» **YOUR ASSIGNMENT**
Comb through the entries for "linked" and pull out each line that holds it.

---------- SOURCE MATERIAL ----------

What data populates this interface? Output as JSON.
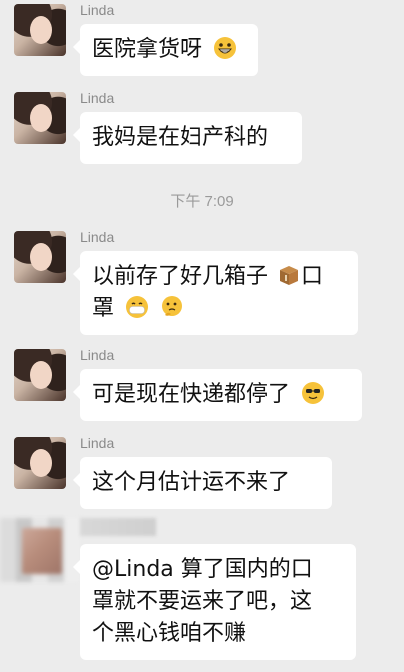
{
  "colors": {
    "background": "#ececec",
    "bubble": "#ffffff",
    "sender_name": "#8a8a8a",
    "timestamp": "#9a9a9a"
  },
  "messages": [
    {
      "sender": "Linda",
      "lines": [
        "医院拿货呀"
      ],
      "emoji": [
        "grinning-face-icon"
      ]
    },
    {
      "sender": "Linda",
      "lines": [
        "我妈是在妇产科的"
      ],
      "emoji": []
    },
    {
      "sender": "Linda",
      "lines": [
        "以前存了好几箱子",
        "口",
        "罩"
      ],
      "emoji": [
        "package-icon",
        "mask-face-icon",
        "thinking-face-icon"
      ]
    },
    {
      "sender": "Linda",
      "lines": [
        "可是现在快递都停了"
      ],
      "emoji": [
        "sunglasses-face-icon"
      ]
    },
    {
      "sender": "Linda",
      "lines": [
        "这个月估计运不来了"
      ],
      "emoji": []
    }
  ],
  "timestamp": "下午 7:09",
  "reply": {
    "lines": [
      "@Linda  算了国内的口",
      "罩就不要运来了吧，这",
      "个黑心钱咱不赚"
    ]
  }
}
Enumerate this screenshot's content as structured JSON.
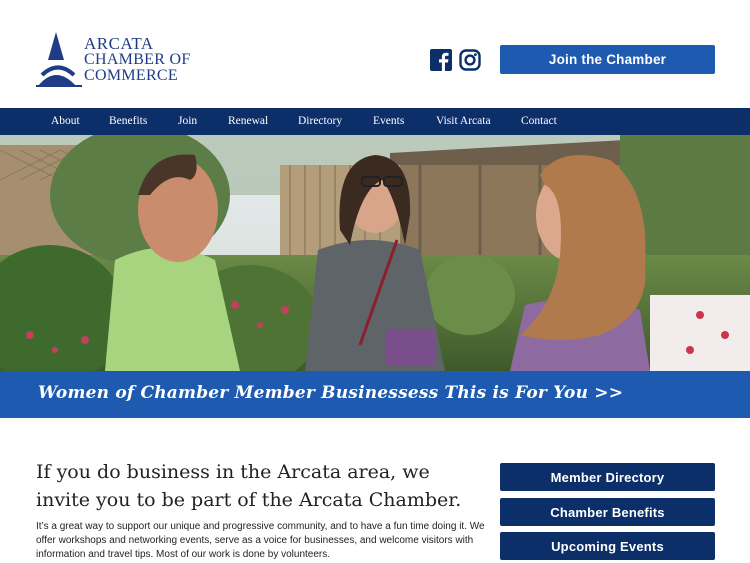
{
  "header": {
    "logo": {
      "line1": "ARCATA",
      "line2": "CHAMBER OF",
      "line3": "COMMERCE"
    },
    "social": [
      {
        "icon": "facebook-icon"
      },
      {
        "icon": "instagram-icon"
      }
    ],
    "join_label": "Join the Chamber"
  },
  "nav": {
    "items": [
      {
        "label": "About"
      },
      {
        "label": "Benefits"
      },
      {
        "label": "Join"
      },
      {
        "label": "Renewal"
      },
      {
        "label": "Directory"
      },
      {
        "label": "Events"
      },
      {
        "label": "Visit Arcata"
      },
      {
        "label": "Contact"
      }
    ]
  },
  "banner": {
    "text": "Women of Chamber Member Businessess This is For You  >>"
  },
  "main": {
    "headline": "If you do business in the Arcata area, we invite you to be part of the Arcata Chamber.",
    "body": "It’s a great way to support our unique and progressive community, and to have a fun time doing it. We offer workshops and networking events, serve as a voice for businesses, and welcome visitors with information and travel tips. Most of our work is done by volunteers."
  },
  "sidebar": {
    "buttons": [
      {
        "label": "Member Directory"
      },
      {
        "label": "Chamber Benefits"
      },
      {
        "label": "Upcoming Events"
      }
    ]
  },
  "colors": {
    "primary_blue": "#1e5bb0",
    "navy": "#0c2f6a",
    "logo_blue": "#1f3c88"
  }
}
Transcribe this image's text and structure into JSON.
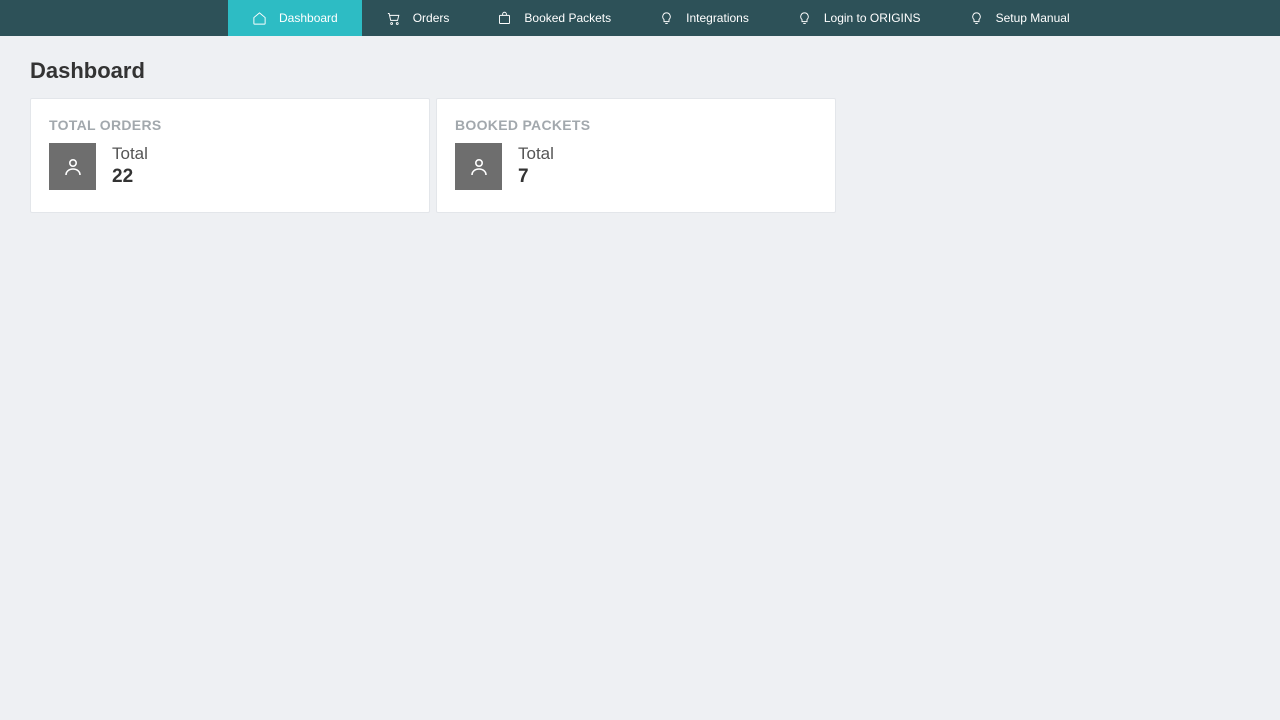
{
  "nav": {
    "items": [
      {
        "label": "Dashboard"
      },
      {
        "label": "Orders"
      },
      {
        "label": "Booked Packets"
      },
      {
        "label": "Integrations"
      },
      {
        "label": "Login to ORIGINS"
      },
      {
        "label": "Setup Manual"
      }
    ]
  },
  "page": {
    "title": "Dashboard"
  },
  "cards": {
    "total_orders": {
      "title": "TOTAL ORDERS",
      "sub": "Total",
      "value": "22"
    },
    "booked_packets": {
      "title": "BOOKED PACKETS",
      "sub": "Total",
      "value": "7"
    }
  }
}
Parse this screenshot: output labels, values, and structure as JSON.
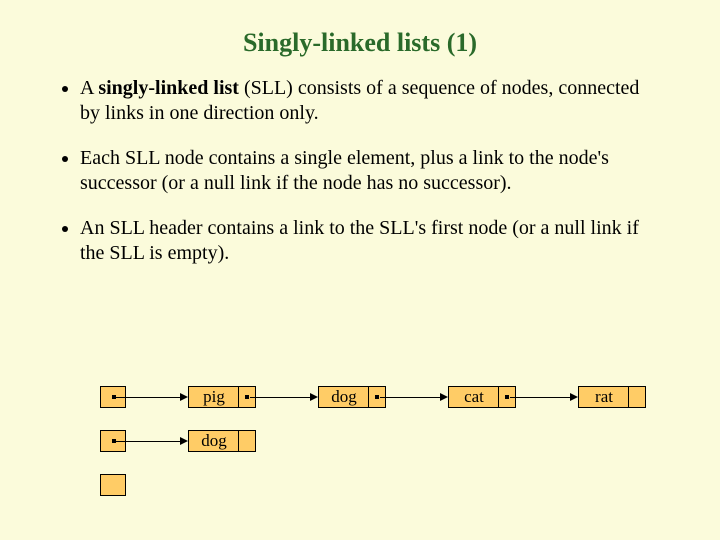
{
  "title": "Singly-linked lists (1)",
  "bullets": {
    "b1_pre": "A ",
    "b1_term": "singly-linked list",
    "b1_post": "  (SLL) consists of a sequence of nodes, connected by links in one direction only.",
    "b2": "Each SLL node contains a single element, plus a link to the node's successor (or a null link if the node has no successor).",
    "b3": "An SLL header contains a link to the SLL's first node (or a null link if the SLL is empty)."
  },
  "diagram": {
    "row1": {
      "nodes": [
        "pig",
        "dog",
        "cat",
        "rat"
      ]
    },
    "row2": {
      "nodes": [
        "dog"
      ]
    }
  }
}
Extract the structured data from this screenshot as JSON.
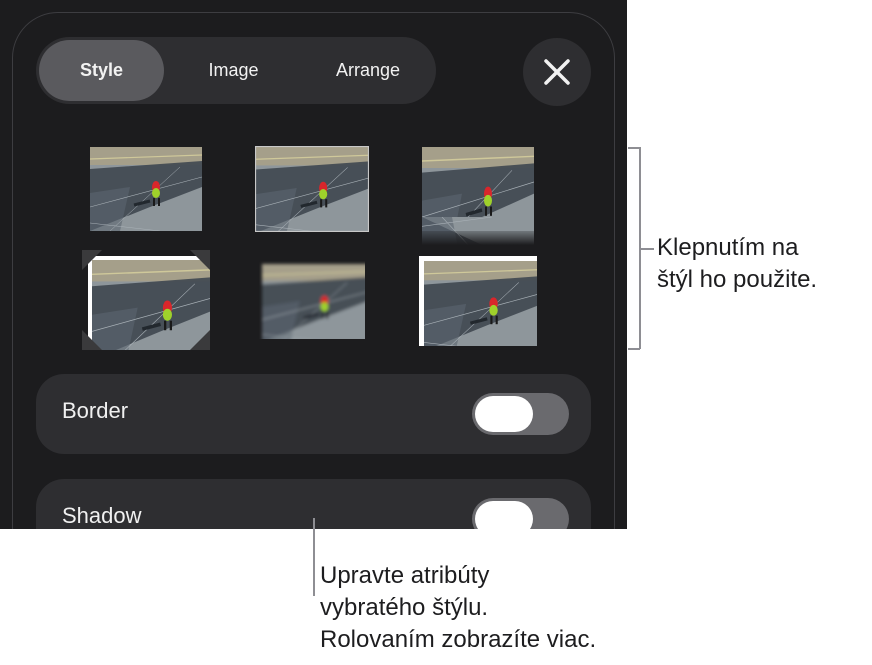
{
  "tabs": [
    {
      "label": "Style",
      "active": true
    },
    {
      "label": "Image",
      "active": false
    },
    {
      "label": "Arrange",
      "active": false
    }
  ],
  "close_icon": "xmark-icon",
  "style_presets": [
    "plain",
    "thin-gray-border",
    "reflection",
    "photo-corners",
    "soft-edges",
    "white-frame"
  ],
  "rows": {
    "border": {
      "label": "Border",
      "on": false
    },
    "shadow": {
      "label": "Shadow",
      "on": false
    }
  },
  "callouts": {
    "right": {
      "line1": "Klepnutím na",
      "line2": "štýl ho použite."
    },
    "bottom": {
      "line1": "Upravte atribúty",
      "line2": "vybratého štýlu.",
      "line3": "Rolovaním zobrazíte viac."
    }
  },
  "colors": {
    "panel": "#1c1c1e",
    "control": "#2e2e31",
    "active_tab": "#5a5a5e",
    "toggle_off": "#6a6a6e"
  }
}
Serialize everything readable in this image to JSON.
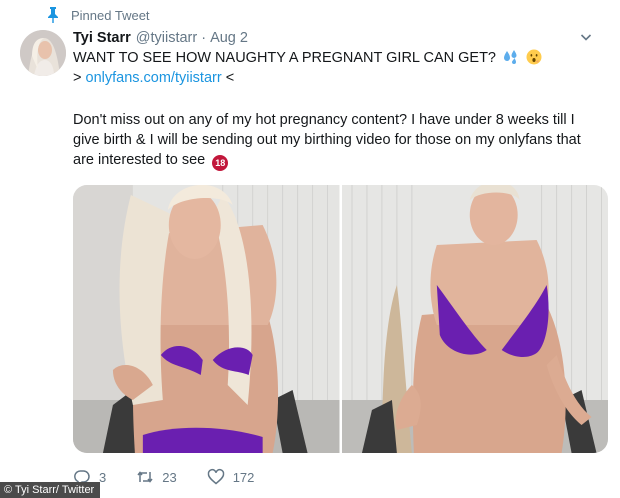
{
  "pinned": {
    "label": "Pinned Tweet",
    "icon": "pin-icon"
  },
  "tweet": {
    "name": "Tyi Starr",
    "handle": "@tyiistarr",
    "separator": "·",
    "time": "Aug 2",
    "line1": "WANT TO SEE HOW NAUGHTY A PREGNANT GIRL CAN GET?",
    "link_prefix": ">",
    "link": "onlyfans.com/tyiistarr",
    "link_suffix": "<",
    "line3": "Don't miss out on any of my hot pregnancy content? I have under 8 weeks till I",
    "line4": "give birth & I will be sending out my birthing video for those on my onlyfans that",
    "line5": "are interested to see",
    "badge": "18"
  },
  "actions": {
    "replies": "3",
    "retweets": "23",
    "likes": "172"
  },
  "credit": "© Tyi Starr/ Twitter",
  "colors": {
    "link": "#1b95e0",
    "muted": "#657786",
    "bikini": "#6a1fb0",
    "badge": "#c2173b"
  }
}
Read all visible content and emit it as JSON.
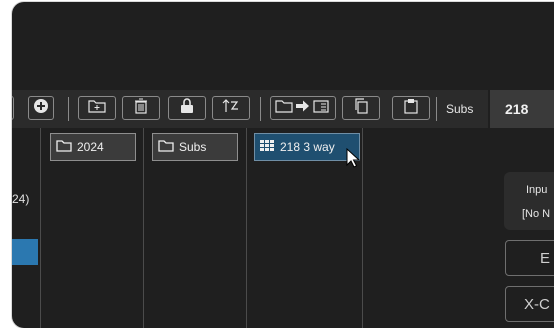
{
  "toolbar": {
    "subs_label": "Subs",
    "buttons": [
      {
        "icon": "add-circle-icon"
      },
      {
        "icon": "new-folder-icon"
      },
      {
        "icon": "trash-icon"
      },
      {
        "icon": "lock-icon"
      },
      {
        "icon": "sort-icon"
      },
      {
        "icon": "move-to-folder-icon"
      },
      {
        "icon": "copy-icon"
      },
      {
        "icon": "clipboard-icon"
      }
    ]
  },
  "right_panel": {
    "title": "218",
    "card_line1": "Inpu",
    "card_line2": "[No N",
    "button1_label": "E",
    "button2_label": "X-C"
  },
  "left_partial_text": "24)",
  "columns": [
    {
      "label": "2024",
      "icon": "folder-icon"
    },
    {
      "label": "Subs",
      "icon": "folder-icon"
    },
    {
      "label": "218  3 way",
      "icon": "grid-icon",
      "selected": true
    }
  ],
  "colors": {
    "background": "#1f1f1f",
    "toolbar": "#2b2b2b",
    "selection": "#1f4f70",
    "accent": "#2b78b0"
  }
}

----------

» **WRITTEN SOLUTION**
  "title": "Singly-linked lists (1)",
    "b1_term": "singly-linked list",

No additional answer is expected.